The art of pairing food with alcoholic drinks, particularly wine, is a well-established and common practice.
Mobile apps, however, are starting to offer a novel way of encouraging consumers not only to pair food and drinks more often, but to consider beverages other than wine when doing so, says Canadean.
The company’s latest research has found that 35% of consumers worldwide see food pairing as a key consideration when choosing alcoholic drinks.
However, this behavior is more prevalent among older adults than younger ones, as the figure rises to 43% of those aged 55 and over, but decreases to 26% for 18-24 year-olds.
As such, social media and apps will be crucial tools in encouraging younger consumers to think about food and drink pairing more often.
“Encouraging young adults to consider pairing alcohol with food will be a crucial way to grow volumes of wine, beer, and even some spirits,” says senior analyst Ronan Stafford.
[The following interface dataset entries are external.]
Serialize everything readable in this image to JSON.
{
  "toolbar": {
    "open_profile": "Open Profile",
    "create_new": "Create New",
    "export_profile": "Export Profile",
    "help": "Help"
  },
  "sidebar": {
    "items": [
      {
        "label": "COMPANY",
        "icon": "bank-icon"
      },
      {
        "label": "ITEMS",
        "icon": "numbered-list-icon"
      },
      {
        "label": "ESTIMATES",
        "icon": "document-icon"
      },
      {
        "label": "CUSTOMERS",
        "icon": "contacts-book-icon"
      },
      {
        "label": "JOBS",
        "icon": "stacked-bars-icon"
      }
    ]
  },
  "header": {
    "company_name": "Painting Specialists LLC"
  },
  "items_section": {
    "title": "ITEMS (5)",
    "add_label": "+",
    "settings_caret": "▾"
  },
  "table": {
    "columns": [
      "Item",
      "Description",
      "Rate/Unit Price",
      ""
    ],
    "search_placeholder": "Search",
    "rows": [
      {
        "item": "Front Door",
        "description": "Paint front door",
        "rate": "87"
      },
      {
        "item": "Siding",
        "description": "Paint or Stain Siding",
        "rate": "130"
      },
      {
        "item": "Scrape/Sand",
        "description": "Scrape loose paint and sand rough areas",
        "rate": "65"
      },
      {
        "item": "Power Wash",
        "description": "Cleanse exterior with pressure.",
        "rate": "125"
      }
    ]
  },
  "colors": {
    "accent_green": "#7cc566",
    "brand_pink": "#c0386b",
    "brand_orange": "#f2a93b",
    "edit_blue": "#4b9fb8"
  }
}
“Brands need to use highly visual social media platforms, such as Instagram and Snapchat, and even beverage-dedicated apps, to demonstrate to young adults the exciting experiences offered by food and drink pairing.”
“In April 2016, Bloomberg reported that Snapchat users were watching 10 billion videos a day, up from eight billion in February.”
“Forget 140-character Tweets – social media is now a visual medium.”
“This should play into the hands of brands building around food and drink pairing: videos provide appealing ‘hero’ shots of the food and drink, help to explain the pairing thought process, and educate consumers.”
Brands should also consider consumer-dedicated mobile apps encouraging pairing, or targeting functionality like near-field communication (NFC) and augmented reality.
For instance, Johnnie Walker launched an intelligent label with NFC technology, which could send food and drink pairing suggestions to shoppers’ phones.
In addition, the recent success of Pokemon Go shows the potential for augmented reality, with apps featuring phone cameras to layer new pieces of information in front of what consumers can see.
Dagschotel beer, from Brouwerij Martens in Belgium, already uses this technology, with characters on the beer labels coming to life when scanned by a phone.